Answers:Yes. If the bonds are polar but the molecule symmetry the "pull" on the electron pairs can effectively cancel. Carbon dioxide for example is a linear molecule. The carbon-oxygen bond is polar (EN difference of 1.0) but the pulls are equal and in the opposite directions so they cancel. In order for a molecule to be polar, there has to be at least one polar bond.
Answers:Simple. A polar molecule (assuming you re referring to a covalently-bonded molecule) is one where the electrons are shared unequally between the atoms. An example is water (H2O) the two shared electrons spend much more time with the oxygen atom because it has a higher electronegativity (affinity for electrons). A non-polar molecule is one whose charges balance out so there is no uneven sharing of electrons (this can be due to a lack of polarity in the molecule s bonds, or a symmetrical arrangement of atoms). An example of a non-polar molecule is carbon dioxide, CO2.
Answers:This explains about small, nonpolar molecules attracting the small caffeine molecules.
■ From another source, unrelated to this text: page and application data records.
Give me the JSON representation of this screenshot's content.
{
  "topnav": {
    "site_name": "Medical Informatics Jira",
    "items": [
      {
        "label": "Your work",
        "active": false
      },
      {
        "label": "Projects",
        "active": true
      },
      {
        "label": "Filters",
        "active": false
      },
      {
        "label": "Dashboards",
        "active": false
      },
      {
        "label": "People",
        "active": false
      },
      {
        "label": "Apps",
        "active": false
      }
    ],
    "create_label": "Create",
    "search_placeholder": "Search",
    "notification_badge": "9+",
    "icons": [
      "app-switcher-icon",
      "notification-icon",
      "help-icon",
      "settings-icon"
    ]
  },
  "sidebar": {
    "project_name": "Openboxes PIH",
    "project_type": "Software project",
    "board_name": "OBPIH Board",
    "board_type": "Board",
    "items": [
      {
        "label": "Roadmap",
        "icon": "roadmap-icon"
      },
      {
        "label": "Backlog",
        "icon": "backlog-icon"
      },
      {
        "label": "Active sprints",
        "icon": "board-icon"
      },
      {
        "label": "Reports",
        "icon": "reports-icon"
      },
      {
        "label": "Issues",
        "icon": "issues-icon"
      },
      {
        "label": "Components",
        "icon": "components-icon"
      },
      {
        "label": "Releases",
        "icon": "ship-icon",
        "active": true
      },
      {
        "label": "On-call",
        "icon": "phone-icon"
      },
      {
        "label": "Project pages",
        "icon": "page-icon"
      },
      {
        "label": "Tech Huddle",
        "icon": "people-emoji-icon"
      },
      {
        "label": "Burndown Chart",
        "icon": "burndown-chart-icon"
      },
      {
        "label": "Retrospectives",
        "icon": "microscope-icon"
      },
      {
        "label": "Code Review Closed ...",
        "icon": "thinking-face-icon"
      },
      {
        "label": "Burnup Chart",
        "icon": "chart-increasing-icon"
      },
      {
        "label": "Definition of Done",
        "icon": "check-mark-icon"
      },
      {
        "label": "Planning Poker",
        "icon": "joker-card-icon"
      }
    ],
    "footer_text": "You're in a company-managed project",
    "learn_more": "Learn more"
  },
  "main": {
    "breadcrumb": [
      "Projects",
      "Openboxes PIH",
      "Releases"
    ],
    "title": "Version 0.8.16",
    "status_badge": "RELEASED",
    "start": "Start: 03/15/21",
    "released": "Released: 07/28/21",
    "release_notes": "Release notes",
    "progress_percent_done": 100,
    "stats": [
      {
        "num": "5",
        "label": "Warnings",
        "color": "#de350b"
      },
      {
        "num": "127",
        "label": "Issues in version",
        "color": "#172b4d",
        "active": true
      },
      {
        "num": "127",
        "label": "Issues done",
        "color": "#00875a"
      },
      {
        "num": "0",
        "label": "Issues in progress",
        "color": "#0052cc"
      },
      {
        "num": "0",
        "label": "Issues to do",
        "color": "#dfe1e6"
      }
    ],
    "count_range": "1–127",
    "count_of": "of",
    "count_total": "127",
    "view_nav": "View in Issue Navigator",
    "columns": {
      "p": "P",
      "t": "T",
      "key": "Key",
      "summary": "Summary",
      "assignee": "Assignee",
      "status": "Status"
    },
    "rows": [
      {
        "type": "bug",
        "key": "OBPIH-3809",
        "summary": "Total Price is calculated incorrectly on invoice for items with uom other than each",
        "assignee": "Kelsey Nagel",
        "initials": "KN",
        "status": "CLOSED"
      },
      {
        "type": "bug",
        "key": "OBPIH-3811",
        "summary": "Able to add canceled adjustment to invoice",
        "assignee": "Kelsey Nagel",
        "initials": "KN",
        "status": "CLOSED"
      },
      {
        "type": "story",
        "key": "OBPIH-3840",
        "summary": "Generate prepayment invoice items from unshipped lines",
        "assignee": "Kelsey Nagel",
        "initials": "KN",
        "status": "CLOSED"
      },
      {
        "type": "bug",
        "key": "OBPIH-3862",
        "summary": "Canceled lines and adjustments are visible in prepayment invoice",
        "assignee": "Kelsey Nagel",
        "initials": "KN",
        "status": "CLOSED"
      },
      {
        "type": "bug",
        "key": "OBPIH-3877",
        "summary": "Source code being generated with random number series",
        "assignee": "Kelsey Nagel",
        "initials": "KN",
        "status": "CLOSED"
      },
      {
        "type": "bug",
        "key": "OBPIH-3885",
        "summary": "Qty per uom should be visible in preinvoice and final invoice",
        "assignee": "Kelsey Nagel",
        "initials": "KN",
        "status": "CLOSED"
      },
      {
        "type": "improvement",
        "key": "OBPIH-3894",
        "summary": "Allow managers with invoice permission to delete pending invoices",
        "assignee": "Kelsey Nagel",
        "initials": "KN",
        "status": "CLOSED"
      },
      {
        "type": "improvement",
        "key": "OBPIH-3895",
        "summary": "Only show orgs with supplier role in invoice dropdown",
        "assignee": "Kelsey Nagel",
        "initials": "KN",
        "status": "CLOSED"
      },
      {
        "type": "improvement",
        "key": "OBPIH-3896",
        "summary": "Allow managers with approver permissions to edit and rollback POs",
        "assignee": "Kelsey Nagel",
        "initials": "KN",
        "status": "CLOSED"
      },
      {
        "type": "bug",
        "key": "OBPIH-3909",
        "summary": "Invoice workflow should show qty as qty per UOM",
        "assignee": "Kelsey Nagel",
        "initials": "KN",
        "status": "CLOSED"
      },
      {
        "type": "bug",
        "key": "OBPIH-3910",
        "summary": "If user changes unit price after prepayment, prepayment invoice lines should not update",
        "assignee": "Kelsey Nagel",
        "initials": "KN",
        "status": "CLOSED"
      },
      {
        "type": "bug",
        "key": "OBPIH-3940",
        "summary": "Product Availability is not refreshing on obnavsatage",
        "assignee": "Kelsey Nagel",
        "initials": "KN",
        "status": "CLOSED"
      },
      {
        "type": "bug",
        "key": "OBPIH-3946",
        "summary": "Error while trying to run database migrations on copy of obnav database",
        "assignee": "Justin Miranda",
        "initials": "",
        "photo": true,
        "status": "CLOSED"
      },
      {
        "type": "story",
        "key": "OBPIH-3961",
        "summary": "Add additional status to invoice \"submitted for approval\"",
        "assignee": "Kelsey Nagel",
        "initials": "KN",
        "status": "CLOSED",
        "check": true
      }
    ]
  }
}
Since flavor molecules are larger, they remain intact. http://recipes.howstuffworks.com/question480.htm http://science.howstuffworks.com/h2o.htm